[Input data Boundary: Start]
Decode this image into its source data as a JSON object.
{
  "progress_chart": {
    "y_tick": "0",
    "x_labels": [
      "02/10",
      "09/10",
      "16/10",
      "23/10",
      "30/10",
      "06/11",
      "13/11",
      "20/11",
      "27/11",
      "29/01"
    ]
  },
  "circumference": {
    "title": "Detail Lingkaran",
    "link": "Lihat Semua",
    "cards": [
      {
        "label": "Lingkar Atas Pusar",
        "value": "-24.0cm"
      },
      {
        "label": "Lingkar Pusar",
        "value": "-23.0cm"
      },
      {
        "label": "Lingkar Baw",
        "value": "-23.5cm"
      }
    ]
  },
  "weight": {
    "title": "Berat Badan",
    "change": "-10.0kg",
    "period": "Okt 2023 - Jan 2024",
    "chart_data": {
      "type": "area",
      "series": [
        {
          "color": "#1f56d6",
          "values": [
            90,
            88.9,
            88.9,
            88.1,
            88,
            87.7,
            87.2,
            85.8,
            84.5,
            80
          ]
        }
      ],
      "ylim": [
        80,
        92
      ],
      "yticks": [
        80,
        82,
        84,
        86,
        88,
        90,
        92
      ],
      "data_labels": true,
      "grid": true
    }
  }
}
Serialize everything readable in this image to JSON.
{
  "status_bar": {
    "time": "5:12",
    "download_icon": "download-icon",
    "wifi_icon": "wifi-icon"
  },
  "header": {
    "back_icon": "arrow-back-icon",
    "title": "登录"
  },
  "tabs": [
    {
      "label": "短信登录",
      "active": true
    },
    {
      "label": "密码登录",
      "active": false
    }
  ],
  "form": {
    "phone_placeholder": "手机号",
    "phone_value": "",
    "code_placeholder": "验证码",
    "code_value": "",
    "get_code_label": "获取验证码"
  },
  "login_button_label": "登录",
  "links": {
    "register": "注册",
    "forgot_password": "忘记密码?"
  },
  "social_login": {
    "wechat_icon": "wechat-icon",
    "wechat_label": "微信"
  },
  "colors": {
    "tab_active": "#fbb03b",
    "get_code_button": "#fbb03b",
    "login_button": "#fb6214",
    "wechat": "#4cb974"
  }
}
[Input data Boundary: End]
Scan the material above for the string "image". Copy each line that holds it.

Decode this image into its source data as a JSON object.
Serialize everything readable in this image to JSON.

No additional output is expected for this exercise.